The first time that I remember having a conscious thought about wanting to be a professional writer was when I read a book of humor by Jack Douglas. That was when I was in high school. Jack Douglas became known to me through Jack Paar, the predecessor of Johnny Carson on The Tonight Show. Paar mentioned one of Douglas’ books on his show. Douglas had been a writer for Paar…perhaps he still was at the time. The book that I read was titled “Never Trust A Naked Bus Driver,” and I thought that it was hilarious. When I look at it now I realize that my taste in humor has matured somewhat. But at the time I decided that I wanted to write humor like Douglas. I tried, but I wasn’t very good.

I continued to work at writing in high school and into college. I spread out beyond straight humor when I was influenced by other authors such as Edgar Rice Burroughs, Robert E. Howard, Ian Fleming, and other authors who appealed to young male minds. My writing didn’t improve very much.

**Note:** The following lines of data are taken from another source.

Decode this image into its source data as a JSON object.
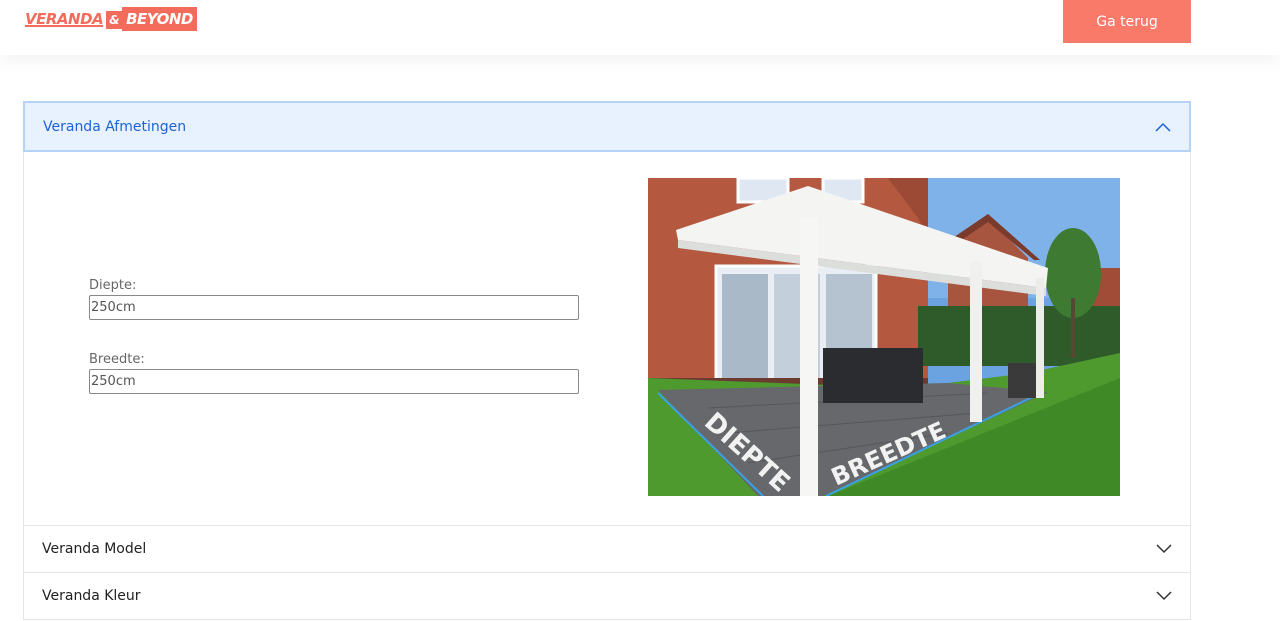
{
  "header": {
    "logo": {
      "part1": "VERANDA",
      "amp": "&",
      "part2": "BEYOND"
    },
    "back_button": "Ga terug",
    "accent": "#fa7a6a"
  },
  "accordion": {
    "sections": [
      {
        "title": "Veranda Afmetingen",
        "state": "open",
        "icon": "chevron-up-icon"
      },
      {
        "title": "Veranda Model",
        "state": "closed",
        "icon": "chevron-down-icon"
      },
      {
        "title": "Veranda Kleur",
        "state": "closed",
        "icon": "chevron-down-icon"
      }
    ],
    "dimensions": {
      "depth_label": "Diepte:",
      "depth_value": "250cm",
      "width_label": "Breedte:",
      "width_value": "250cm"
    },
    "photo": {
      "depth_text": "DIEPTE",
      "width_text": "BREEDTE"
    }
  }
}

Then at some point in college I decided that I would try my hand at poetry; convinced that it would impress the coeds. Looking back I can think of no reason why poetry would impress any of the coeds that I knew. But I tried. And I failed in large part because I kept injecting lame humor into my rhymes. I also felt that alliteration was an important aspect of my poems. What was I thinking?

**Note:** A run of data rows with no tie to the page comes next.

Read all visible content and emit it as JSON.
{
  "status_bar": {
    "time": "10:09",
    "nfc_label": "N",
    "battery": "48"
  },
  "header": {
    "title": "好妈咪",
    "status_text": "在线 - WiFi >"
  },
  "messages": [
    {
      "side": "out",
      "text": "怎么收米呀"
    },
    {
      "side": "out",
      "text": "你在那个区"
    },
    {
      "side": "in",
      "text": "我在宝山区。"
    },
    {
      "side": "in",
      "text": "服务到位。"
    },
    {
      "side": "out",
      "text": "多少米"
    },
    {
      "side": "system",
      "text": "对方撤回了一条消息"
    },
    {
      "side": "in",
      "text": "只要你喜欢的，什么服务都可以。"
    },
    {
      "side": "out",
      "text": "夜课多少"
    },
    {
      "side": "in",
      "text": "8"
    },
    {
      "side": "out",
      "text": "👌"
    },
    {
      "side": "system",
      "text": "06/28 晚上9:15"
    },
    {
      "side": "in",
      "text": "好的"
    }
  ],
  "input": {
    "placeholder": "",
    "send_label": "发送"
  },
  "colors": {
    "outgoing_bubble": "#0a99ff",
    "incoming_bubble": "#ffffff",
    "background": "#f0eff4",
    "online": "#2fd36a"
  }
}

I also started writing letters while in college, and that carried on into my time in the army. I actually think that I became quite good at writing letters. It was something that I enjoyed.

Of course I also wrote many papers while I was in college. My professors and instructors always told me that I needed to add more to that papers to fill them out. I worked at that, and it came to help me later when I was working for the State of Indiana. I spent a few years working in our agency’s Policy & Planning section in the administrative office. Succinctness was never a high priority in that department.

And now I have a blog. I write what I want, when I want to write. I can be succinct or I can be wordy. I love that freedom. I have also started two novels during the past two National Novel Writing Months. I haven’t truly finished either, but I enjoy writing a long cohesive story with occasional wanderings from the main narrative. I’ll probably never truly finish either novel, but I’ll keep working on them.

So that’s my journey in writing. I’ll have other journeys to share later.